#### [GIVEN DATA]
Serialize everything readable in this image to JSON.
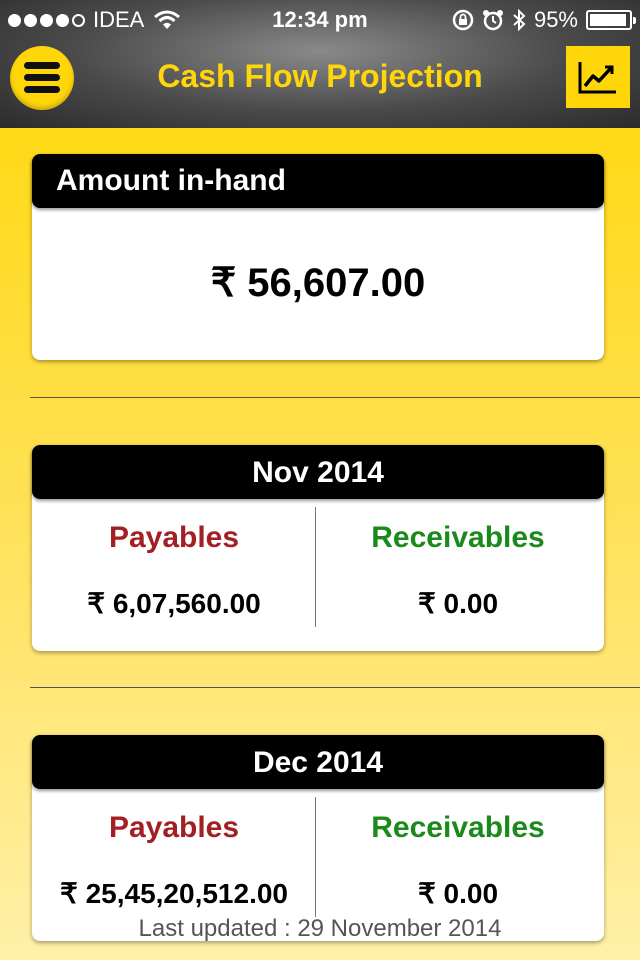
{
  "status_bar": {
    "carrier": "IDEA",
    "signal_bars_filled": 4,
    "signal_bars_total": 5,
    "time": "12:34 pm",
    "battery_percent": "95%",
    "battery_level": 0.95
  },
  "nav": {
    "title": "Cash Flow Projection",
    "menu_icon": "hamburger-menu-icon",
    "chart_icon": "trend-chart-icon",
    "accent_color": "#ffd60a"
  },
  "amount_card": {
    "header": "Amount in-hand",
    "value": "₹ 56,607.00"
  },
  "months": [
    {
      "title": "Nov 2014",
      "payables_label": "Payables",
      "payables_value": "₹ 6,07,560.00",
      "receivables_label": "Receivables",
      "receivables_value": "₹ 0.00"
    },
    {
      "title": "Dec 2014",
      "payables_label": "Payables",
      "payables_value": "₹ 25,45,20,512.00",
      "receivables_label": "Receivables",
      "receivables_value": "₹ 0.00"
    }
  ],
  "footer": {
    "last_updated": "Last updated : 29 November 2014"
  },
  "colors": {
    "payables": "#a31f24",
    "receivables": "#1b8a1b"
  }
}
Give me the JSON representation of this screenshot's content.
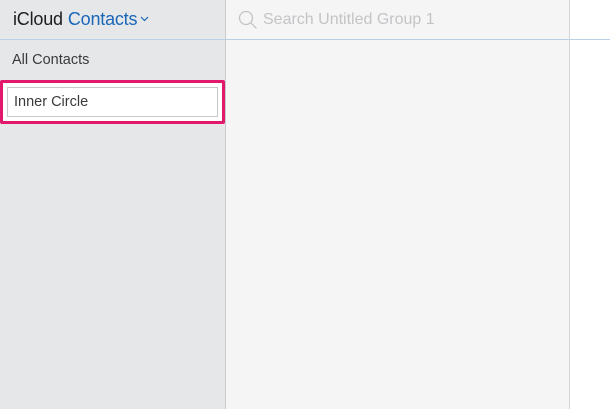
{
  "header": {
    "brand": "iCloud",
    "app_name": "Contacts"
  },
  "sidebar": {
    "all_contacts_label": "All Contacts",
    "groups": [
      {
        "label": "Inner Circle",
        "state": "editing"
      }
    ]
  },
  "search": {
    "placeholder": "Search Untitled Group 1",
    "value": ""
  },
  "icons": {
    "app_switch": "chevron-down-icon",
    "search": "search-icon"
  },
  "colors": {
    "accent": "#1a66b8",
    "highlight_border": "#e2186a",
    "sidebar_bg": "#e6e7e9",
    "list_bg": "#f5f5f6"
  }
}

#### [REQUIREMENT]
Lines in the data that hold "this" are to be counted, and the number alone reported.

#### [ANSWER TO THE PROBLEM]
2